### YOUR INSTRUCTIONS
Where a line of the records holds the string "this", copy that line.
───── INFORMATION SHOWN
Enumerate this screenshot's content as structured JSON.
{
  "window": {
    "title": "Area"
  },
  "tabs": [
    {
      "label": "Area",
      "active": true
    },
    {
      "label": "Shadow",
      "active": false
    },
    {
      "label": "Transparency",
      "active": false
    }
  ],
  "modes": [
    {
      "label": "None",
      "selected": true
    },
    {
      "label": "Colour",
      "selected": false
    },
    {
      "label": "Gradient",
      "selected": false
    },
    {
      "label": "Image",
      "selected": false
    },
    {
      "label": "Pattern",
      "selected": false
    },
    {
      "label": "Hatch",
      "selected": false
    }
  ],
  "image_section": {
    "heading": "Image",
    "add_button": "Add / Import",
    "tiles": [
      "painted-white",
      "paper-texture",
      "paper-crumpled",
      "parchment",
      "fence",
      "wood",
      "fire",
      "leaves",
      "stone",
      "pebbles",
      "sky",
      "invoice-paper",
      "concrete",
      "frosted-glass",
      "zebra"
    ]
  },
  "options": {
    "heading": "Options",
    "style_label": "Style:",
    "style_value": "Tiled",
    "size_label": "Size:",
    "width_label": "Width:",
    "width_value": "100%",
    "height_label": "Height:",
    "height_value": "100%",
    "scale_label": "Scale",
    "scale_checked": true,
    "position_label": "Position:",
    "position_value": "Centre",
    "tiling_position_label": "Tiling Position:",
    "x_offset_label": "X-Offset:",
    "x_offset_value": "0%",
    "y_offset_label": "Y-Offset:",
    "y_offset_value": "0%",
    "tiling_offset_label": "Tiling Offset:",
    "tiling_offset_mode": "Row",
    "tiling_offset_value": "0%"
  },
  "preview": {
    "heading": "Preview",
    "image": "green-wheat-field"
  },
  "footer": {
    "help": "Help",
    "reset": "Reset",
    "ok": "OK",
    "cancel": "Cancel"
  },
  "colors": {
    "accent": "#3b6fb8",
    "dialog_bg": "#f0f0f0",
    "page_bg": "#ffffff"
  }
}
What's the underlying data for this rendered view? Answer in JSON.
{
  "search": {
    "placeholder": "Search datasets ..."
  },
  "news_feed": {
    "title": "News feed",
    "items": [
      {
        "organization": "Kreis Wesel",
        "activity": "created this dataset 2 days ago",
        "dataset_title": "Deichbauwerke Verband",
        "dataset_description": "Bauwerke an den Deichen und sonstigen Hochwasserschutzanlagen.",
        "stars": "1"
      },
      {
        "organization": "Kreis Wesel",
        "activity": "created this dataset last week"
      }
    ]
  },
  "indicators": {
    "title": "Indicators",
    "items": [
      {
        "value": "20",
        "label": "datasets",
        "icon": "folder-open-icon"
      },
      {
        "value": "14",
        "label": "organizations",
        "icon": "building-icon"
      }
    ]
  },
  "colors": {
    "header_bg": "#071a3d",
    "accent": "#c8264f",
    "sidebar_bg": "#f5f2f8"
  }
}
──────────
### THE COMPLETED TASK
Enumerate this screenshot's content as structured JSON.
What's the underlying data for this rendered view? Answer in JSON.
        "activity": "created this dataset 2 days ago",
        "activity": "created this dataset last week"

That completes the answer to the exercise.